You can count on Dvorák for brilliant piano writing that verges on the sentimental but never gets mawkish. In his Piano Quartet No. 2, Montero mined that brilliance with a faultless technique. The four-movement work is traditionally structured, its opening allegro con fuoco characterized by a two-note motif and some soaring solo violin. Cello is featured plaintively in the ensuing lento, showing off Ohad Bar-David’s affecting voice, while the third movement begins as a bubbly waltz in which everybody dances.
The finale of the piece let everybody cut loose in a frothy dance with many virtuoso moments, a feeling of Bohemian bonhomie infecting the movement. Which made a nice segue for what the surprising second-half.
Montero, alone, asked the audience for “well-loved themes,” noting that singing said theme was part of the deal. After each suggestion, she would improvise. “Over the Rainbow” was shouted out, and thus she began.
I’m familiar with recordings she has made in which she makes up a piece as she goes along, and they sound so finished that it’s a little hard to believe that they’re born of spontaneity. Watching her embark on this task made it all make sense.
She noodled with the well-known melody, adding a harmony to those first eight bars, noodling some more, quietly, contemplatively. Then the improvisation began, a wash of melodic richness that quickly settled into a baroque-style piece in which the octave leap of the song’s first two notes bounced out frequently.

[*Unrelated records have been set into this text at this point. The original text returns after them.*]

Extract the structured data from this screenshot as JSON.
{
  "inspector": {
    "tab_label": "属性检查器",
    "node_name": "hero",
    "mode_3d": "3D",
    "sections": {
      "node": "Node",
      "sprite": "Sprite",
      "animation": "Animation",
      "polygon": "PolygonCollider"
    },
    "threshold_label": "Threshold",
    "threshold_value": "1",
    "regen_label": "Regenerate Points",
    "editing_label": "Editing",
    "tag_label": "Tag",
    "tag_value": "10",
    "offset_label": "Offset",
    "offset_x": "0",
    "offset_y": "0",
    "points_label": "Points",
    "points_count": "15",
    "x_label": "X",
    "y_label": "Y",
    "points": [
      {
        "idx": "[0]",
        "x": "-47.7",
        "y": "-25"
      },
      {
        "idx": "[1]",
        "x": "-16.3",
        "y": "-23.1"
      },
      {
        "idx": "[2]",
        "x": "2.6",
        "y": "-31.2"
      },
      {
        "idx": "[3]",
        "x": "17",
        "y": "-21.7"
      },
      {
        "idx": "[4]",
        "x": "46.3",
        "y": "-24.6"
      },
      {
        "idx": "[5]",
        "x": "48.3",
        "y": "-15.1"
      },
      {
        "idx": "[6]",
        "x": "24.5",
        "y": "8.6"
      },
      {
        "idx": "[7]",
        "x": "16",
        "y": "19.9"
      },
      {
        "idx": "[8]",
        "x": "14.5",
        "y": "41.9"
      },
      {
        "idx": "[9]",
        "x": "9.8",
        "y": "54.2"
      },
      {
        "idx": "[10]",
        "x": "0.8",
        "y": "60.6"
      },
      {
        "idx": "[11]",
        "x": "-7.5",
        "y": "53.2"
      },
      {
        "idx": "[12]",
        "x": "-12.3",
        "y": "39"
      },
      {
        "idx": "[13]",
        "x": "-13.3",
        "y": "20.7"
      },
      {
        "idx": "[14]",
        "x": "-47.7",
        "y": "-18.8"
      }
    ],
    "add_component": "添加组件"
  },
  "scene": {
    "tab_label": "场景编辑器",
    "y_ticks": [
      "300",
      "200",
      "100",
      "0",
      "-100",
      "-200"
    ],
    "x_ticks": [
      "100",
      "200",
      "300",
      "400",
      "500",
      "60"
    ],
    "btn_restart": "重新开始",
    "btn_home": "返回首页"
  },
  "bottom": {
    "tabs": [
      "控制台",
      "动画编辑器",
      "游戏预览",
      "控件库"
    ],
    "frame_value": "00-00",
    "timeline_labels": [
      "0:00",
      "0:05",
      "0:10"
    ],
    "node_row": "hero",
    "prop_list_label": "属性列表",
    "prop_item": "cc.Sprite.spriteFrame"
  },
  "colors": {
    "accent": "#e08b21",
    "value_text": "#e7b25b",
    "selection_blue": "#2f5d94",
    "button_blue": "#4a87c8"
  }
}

Even the police-siren whine of the song’s bridge made a furtive appearance in the five-minute piece.
A staccato theme from Rhapsody in Blue inspired another five-minute improvisation, touching a flavor of Janácek by way of Rachmaninoff. But the next requester, asking for Sousa’s “The Stars and Stripes Forever,” wasn’t let off the hook. “You have to sing it for me,” the pianist insisted, and such is her charm that he did.
An amazing exhibition followed: Gottschalkian bombast followed by Fats Waller stride. Montero explained in an interview that she approaches each piece unprepared, the choices she makes entirely in the moment. Thus the pacing of the pieces is a matter of instinct. It made programmatic sense that the next number should be a contrast, so how appropriate to get a request for “Amazing Grace.”

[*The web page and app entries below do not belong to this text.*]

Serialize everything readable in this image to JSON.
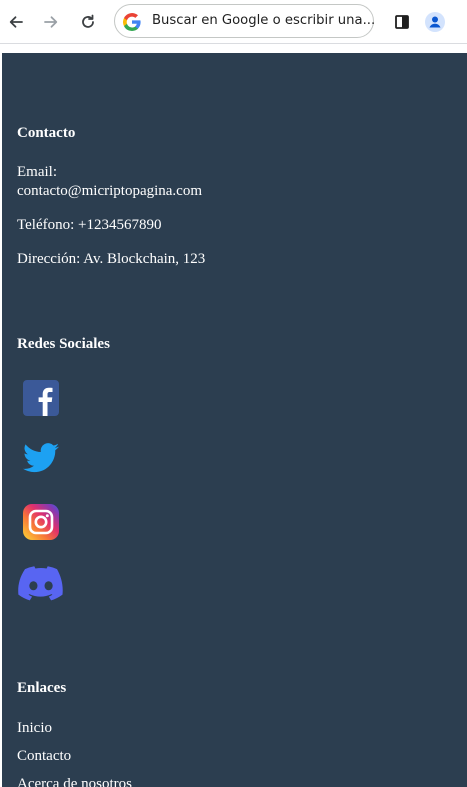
{
  "browser": {
    "address_placeholder": "Buscar en Google o escribir una..."
  },
  "contact": {
    "heading": "Contacto",
    "email_label": "Email:",
    "email_value": "contacto@micriptopagina.com",
    "phone": "Teléfono: +1234567890",
    "address": "Dirección: Av. Blockchain, 123"
  },
  "social": {
    "heading": "Redes Sociales",
    "icons": [
      "facebook-icon",
      "twitter-icon",
      "instagram-icon",
      "discord-icon"
    ],
    "colors": {
      "facebook": "#3b5998",
      "twitter": "#1da1f2",
      "discord": "#5865f2"
    }
  },
  "links": {
    "heading": "Enlaces",
    "items": [
      "Inicio",
      "Contacto",
      "Acerca de nosotros"
    ]
  },
  "theme": {
    "page_bg": "#2c3e50",
    "text": "#ffffff"
  }
}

“Sing it for me,” said Montero. At first one voice, then more, until most of the audience had joined in to sing a complete chorus of the song to the pianist’s gentle accompaniment. It was as magical a moment as I’ve met in a concert hall. Although Montero’s improvisational voice is sui generis, there are trails of influence to be found, and here I heard Ravel and even Chaminade.
“La vie en rose” was unexpectedly Lisztian, with a tango rhythm emerging, while “Folsom Prison Blues”—a theme that required a few audience members to support the original wise guy who couldn’t sing the thing—was Gershwin-esque.

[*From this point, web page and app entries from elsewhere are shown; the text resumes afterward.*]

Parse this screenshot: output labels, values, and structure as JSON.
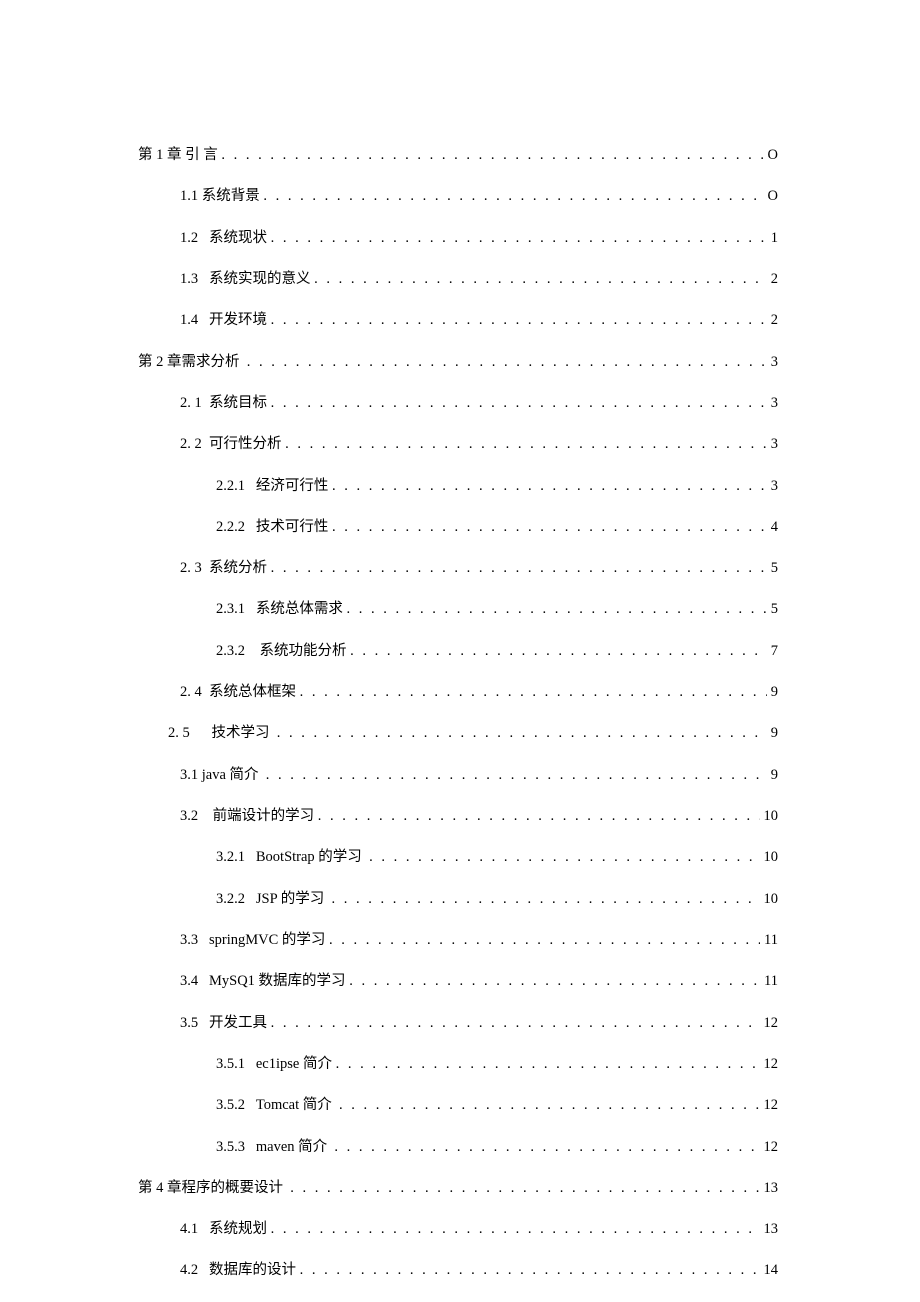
{
  "toc": [
    {
      "level": 0,
      "num": "",
      "title": "第 1 章 引 言 ",
      "page": "O"
    },
    {
      "level": 1,
      "num": "1.1 ",
      "title": "系统背景 ",
      "page": "O"
    },
    {
      "level": 1,
      "num": "1.2   ",
      "title": "系统现状 ",
      "page": "1"
    },
    {
      "level": 1,
      "num": "1.3   ",
      "title": "系统实现的意义 ",
      "page": "2"
    },
    {
      "level": 1,
      "num": "1.4   ",
      "title": "开发环境 ",
      "page": "2"
    },
    {
      "level": 0,
      "num": "",
      "title": "第 2 章需求分析  ",
      "page": "3"
    },
    {
      "level": 1,
      "num": "2. 1  ",
      "title": "系统目标 ",
      "page": "3"
    },
    {
      "level": 1,
      "num": "2. 2  ",
      "title": "可行性分析 ",
      "page": "3"
    },
    {
      "level": 2,
      "num": "2.2.1   ",
      "title": "经济可行性 ",
      "page": "3"
    },
    {
      "level": 2,
      "num": "2.2.2   ",
      "title": "技术可行性 ",
      "page": "4"
    },
    {
      "level": 1,
      "num": "2. 3  ",
      "title": "系统分析 ",
      "page": "5"
    },
    {
      "level": 2,
      "num": "2.3.1   ",
      "title": "系统总体需求 ",
      "page": "5"
    },
    {
      "level": 2,
      "num": "2.3.2    ",
      "title": "系统功能分析 ",
      "page": "7"
    },
    {
      "level": 1,
      "num": "2. 4  ",
      "title": "系统总体框架 ",
      "page": "9"
    },
    {
      "level": -1,
      "num": "2. 5      ",
      "title": "技术学习  ",
      "page": "9"
    },
    {
      "level": 1,
      "num": "",
      "title": "3.1 java 简介  ",
      "page": "9"
    },
    {
      "level": 1,
      "num": "3.2    ",
      "title": "前端设计的学习 ",
      "page": "10"
    },
    {
      "level": 2,
      "num": "3.2.1   ",
      "title": "BootStrap 的学习  ",
      "page": "10"
    },
    {
      "level": 2,
      "num": "3.2.2   ",
      "title": "JSP 的学习  ",
      "page": "10"
    },
    {
      "level": 1,
      "num": "3.3   ",
      "title": "springMVC 的学习 ",
      "page": "11"
    },
    {
      "level": 1,
      "num": "3.4   ",
      "title": "MySQ1 数据库的学习 ",
      "page": "11"
    },
    {
      "level": 1,
      "num": "3.5   ",
      "title": "开发工具 ",
      "page": "12"
    },
    {
      "level": 2,
      "num": "3.5.1   ",
      "title": "ec1ipse 简介 ",
      "page": "12"
    },
    {
      "level": 2,
      "num": "3.5.2   ",
      "title": "Tomcat 简介  ",
      "page": "12"
    },
    {
      "level": 2,
      "num": "3.5.3   ",
      "title": "maven 简介  ",
      "page": "12"
    },
    {
      "level": 0,
      "num": "",
      "title": "第 4 章程序的概要设计  ",
      "page": "13"
    },
    {
      "level": 1,
      "num": "4.1   ",
      "title": "系统规划 ",
      "page": "13"
    },
    {
      "level": 1,
      "num": "4.2   ",
      "title": "数据库的设计 ",
      "page": "14"
    }
  ]
}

“Take Me out to the Ball Game,” the Albert Von Tilzer chestnut, proved to be a nice coincidence as a final request. It shares with “Over the Rainbow” a leap of an octave between its first two notes, and gave a sense of full-circle as Montero teased it through a Handelian opening into what unfolded like a miniature, multi-movement work for a very satisfying concert finish.